The Reds were going to have a lot of outfielders already when they hit Goodyear, Arizona in a couple of weeks, with newcomer Shogo Akiyama, Jesse Winkler, Nick Senzel, Aristides Aquino, Travis Jankowski, Scott Schebler, and Rule 5 draftee Mark Payton. Senzel was an infielder before last year, of course, so he could move back to the dirt, perhaps. And, of course, the Reds could trade from their outfield surplus if, indeed, they end up with an outfield surplus.

Without question, however, Castellanos would be the big dog, at least offensively, in that setup. He had a breakout year at the plate in 2019, hitting .289/.337/.525 overall (OPS+ 121), but slugging at a blistering .321/.356/.646 pace (OPS+ 151) after being traded from the Tigers to the Cubs. In Chicago — rescued from cavernous Comerica Park — his big doubles power turned into big homer power.
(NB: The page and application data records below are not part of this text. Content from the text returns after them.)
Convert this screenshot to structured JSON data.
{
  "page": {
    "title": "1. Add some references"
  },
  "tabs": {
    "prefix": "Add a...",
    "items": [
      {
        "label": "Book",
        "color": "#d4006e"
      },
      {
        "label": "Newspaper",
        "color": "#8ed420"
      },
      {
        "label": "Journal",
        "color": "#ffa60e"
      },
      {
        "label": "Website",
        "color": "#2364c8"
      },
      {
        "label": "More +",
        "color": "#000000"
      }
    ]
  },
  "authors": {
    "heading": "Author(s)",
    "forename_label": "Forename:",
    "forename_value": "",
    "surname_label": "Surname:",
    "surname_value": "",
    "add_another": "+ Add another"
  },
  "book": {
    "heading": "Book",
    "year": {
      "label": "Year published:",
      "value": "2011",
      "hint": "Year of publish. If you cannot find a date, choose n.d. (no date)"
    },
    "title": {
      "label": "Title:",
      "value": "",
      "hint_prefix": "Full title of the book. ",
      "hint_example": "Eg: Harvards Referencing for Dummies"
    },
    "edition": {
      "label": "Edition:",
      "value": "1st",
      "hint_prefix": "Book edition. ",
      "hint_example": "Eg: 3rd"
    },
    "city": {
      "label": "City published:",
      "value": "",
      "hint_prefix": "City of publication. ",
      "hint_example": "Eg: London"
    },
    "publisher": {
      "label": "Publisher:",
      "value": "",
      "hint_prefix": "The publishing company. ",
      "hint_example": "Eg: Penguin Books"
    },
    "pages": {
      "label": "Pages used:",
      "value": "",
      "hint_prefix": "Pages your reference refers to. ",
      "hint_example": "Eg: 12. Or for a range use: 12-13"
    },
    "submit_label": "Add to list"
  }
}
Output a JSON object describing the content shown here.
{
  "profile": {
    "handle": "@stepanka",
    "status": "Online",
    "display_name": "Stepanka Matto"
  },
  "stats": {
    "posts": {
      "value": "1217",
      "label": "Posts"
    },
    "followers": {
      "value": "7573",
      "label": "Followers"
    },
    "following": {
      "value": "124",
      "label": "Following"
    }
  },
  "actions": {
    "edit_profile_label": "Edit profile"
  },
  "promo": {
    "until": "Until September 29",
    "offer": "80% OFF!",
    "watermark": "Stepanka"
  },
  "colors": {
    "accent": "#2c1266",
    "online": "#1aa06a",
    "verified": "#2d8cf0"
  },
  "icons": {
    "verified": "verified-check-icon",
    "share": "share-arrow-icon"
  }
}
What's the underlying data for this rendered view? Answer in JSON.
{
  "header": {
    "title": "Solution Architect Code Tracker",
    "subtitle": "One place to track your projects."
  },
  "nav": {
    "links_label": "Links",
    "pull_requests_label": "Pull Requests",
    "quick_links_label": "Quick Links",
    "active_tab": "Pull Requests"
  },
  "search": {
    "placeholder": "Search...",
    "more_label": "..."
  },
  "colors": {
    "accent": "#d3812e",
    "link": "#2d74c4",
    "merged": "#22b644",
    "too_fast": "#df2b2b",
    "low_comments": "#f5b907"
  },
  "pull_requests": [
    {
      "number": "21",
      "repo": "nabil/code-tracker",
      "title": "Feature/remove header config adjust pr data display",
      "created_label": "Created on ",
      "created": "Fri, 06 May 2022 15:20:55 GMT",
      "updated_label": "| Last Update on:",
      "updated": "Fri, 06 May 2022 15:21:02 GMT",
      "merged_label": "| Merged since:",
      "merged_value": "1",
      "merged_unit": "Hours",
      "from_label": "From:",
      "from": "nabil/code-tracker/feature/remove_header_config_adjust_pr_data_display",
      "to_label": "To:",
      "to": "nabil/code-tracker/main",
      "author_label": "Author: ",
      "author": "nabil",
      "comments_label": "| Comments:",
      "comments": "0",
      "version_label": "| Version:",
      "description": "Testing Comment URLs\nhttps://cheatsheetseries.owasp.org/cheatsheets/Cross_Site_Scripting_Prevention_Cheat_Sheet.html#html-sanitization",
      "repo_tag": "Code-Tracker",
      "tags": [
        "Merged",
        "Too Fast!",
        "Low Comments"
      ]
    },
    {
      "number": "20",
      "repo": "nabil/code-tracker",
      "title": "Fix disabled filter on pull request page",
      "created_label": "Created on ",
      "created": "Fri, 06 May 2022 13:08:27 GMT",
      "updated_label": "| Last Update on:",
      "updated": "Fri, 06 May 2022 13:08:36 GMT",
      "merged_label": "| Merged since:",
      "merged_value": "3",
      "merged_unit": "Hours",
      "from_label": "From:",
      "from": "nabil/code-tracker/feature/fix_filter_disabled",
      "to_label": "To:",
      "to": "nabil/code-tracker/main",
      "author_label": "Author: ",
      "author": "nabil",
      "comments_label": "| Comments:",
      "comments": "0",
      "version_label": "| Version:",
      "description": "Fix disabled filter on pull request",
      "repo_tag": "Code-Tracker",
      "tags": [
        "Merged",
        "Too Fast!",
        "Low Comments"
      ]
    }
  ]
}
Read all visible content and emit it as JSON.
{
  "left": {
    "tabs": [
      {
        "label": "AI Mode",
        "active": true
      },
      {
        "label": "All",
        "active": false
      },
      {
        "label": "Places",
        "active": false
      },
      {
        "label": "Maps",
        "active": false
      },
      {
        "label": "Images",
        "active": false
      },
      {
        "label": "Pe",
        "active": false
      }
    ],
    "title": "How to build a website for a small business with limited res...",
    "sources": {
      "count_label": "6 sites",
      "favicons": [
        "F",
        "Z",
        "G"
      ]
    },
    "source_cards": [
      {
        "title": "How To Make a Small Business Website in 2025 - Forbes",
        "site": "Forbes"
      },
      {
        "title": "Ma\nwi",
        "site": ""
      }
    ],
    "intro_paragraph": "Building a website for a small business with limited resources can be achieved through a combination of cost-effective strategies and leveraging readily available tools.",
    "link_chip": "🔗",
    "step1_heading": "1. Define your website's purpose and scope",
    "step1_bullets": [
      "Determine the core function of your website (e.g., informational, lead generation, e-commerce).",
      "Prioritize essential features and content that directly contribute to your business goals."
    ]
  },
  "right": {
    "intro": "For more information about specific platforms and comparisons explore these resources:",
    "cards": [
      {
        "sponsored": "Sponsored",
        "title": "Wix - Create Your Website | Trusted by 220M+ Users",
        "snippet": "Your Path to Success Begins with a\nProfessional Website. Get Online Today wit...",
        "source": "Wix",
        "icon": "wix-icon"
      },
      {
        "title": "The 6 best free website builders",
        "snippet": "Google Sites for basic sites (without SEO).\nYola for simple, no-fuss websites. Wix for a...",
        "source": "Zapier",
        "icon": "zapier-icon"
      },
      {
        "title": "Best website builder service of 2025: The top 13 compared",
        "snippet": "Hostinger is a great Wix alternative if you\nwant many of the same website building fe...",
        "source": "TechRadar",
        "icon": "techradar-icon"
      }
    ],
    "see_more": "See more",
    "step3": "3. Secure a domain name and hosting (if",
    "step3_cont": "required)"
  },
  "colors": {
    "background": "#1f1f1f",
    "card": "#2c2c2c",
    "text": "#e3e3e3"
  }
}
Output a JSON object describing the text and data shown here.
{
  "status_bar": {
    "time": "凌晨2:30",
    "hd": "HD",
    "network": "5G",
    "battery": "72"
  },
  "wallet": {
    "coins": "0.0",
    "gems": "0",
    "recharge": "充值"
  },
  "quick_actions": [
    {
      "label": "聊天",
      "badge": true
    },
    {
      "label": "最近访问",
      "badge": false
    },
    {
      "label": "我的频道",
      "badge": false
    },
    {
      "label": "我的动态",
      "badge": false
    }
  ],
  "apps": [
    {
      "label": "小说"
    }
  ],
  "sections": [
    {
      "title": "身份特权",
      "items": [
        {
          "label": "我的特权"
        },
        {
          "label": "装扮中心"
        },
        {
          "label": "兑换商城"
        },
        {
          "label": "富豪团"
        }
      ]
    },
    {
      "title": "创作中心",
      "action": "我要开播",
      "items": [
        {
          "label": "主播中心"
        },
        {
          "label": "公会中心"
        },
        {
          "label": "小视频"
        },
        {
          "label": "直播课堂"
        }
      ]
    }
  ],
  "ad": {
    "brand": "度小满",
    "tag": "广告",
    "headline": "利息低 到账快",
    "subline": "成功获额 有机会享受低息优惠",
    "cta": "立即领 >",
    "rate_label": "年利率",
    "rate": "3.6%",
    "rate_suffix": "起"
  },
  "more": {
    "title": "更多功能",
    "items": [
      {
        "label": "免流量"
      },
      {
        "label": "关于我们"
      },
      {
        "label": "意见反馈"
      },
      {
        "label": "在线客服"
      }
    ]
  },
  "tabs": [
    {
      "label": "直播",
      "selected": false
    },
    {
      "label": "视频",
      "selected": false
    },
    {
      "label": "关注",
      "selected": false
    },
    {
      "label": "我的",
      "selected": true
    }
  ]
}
If he were to sign to play half his season in hitter-friendly Great American Ballpark one can only imagine the damage he’d do.